▶ **WORK REQUEST**:
Below are entries; count the lines containing the string "isEqualByComparingTo". The answer is that number alone.

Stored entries
>>>

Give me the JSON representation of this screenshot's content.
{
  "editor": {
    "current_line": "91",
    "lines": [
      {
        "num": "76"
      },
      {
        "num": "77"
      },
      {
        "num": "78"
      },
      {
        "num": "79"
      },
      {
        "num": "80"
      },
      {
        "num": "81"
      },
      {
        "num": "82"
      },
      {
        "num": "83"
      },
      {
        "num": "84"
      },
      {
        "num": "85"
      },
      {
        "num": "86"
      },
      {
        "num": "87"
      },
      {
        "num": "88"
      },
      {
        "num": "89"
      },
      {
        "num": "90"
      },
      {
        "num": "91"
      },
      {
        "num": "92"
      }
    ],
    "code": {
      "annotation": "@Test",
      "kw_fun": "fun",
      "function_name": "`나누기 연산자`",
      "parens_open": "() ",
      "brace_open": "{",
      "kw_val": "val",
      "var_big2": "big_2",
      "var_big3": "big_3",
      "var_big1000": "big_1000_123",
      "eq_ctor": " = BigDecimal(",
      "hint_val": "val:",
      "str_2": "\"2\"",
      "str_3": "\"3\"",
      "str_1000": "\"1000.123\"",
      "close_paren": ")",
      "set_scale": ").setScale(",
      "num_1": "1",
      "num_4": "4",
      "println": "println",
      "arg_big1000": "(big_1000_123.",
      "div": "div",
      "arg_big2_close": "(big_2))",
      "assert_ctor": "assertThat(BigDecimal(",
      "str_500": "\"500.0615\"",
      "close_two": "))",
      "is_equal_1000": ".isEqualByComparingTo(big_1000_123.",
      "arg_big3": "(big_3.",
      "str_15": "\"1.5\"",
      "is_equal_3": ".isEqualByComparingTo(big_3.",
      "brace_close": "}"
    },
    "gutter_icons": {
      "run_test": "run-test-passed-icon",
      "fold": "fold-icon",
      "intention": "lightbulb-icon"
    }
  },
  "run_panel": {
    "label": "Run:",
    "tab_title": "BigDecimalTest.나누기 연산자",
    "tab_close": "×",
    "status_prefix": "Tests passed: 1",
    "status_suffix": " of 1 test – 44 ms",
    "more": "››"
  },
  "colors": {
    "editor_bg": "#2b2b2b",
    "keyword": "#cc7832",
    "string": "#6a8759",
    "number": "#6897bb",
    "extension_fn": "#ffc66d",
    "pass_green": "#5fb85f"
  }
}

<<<

▶ **THE COMPLETED TASK**:
2